The Getty buys $30 million Gentileschi, but nearly half the lots fail at Sotheby’s Old Masters sale
Tonight’s sale of Old Master Paintings at Sotheby’s brought in more money with one lot – Orazio Gentileschi’s Danae, which sold to the Getty Museum for more than $30 million – than the entire sale of Old Masters the night earlier from the estate of Alfred Taubman, the ex-con former chairman of the company. It was a good new bad news sort of night – the sale pulled in $44,980,000 ($53,743,500 with all of the buyer’s fees) – but 30 of the 61 lots offered cratered, including the cover lot, Canaletto’s Interior view of the Henry VII Chapel, Westminster Abbey.
The sale opened with a banal pair of Sano di Pietro depictions of Saints Jerome and Anthony of Padua that hammered at $180,000 ($225,000 with fees), just below its $200,000 low estimate, followed by the Luca di Tomme (below), which made $90,000 ($112,500 with fees), just short of the $100,000 low estimate, and the Ventura di Moro (below), which made its $120,000 low estimate ($150,000 with fees). All three lots were sold to the same telephone bidder.
Next up, a weird Bedoli of a startled looking young woman followed by a small, listless Lucas Cranach – both tanked – then a School of Fontainebleau full length Pandora lit up the room, zipping past its $500,000 high estimate to make $620,000 ($754,000 with fees); it was purchased by the Louvre according to the Art Tribune. The delightfully bizarre Temptation of Saint Anthony by a Bosch follower, and once owned by Cardinal Maffeo Barberini, later Pope Urban VIII, drew multiple bidders whipping past its $400,000 to hammer for $700,000 ($850,000 with fees).
Three Madonna and Child paintings by Botticelli and studio attracted considerable attention and active bidding – lots 10, 12 and 16 – the first two each hammered for $1.1 million ($1,330,000 with fees), and the third made $650,000 ($790,000 with fees), and was sold the the same telephone bidder who bought the sale’s first three lots. The next five works, beginning with the Lorenzetti (below) and including an insipid pair of putti by Vasari, all bombed.

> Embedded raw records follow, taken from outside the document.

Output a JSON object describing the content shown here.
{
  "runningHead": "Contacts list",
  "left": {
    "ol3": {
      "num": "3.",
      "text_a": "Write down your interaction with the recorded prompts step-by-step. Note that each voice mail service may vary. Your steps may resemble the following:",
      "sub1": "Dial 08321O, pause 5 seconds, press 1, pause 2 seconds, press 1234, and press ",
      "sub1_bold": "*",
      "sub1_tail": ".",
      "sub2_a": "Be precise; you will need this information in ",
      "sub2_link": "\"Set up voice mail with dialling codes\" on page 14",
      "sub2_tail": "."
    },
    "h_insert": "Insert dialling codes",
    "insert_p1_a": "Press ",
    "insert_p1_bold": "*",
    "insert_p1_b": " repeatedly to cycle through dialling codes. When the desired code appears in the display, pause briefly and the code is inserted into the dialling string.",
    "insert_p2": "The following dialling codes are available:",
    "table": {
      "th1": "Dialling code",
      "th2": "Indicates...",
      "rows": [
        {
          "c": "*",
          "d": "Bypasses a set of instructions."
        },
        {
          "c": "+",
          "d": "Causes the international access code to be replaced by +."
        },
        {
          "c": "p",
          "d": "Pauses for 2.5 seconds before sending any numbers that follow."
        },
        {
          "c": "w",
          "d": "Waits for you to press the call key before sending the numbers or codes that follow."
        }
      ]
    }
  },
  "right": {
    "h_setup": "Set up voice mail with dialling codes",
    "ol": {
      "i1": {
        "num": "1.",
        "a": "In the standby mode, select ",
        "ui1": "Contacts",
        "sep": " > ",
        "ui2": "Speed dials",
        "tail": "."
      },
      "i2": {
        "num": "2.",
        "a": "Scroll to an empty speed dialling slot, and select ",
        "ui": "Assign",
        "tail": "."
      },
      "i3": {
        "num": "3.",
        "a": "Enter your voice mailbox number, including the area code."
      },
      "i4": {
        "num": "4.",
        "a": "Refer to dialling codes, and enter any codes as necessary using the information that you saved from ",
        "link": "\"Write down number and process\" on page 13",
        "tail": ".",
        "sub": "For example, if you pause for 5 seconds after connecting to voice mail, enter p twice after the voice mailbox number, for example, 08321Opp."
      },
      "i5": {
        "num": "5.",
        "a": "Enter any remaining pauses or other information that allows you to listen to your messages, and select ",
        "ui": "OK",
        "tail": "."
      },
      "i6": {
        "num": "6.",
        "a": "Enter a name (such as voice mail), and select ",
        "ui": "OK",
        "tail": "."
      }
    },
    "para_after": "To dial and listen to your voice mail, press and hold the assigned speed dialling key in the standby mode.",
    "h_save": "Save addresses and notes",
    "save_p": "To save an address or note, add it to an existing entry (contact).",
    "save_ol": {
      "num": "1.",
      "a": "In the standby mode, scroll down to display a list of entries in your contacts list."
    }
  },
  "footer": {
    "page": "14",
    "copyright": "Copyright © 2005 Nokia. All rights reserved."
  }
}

The Savery rocky landscape, lot 23 (below), alleviated the carnage, finding a buyer at $340,000 ($418,000 with fees). Lot 27, the Jordaens (below), which the sale catalogue said was “totally unknown and completely unpublished,” and which would look so much nicer following a good bath, opened at $3.3 million and crept up to its $4 million low estimate ($4.73 million with fees), which seemed to be the only legitimate bid.
After a couple of more buy-ins a large, saccharine and ostentatious Paul de Vos & Paul Wildens Garden of Eden surpassed its $500,000 high estimate to hammer for $540,000 ($658,000 with fees). This was followed a less than compelling Rubens of Saint Norbert overcoming Tanchelm that fetched $1.5 million ($1.81 million with fees), above the $1.2 million high estimate, and then a leaden van Dyck, lot 32, The Tribute Money, that failed at $1.9 million, just below the $2 million low estimate. Surprisingly, the Giaquinto (below), which the catalogue said was “only recently discovered,” tanked at $170,000, below the $200,000 low estimate – by that point it was the 17th lot to fail.
The Gentileschi brought a bit of energy to the room. Since it carried a third party guarantee, its sale was a foregone conclusion. However, since 19 previous lots had bombed by this point, nearly half the sale, a big hammer price brought much needed relief. Bidding opened at $20 million – after four bids over three long minutes it hammered for $27 million ($30,490,000 with fees). The painting was purchased by the Getty Museum, according to Bloomberg. Seven of the next eleven lots tanked including a pair of Platzers that plotzed (sorry) and the panoramic Vanvitelli of Rome (below), though the Saenredam (below) did hit its $2.5 million low estimate ($3.01 million with fees), purchased by London-based dealer Johnny van Haeften, according to the Telegraph. Lot 54, the Hubert Robert, sold below estimate for $140,000 ($175,000 with fees). Although not remarkable, it’s quite pleasing and hits my soft spot for Italy and great Italian gardens. The Joli view of London (below), which I found cold (and not as interesting as the same scene by Canaletto in the Lobkowicz collection in Prague), sold well below its $2 million low estimate, making $1.4 million ($1.69 million with fees), to the same buyer as the evening’s first three lots & Lot 16, the Botticelli Madonna and Child. The last major lot, by estimate, Canaletto’s Interior view of the Henry VII Chapel, Westminster Abbey, opened at $3.8 million, and promptly bombed at $4.2 million, well below its $5 million low estimate. The final lot of the evening, a Turner watercolor, usually reliable material at auction, also tanked, the 30th work to do so in the 61-lot sale.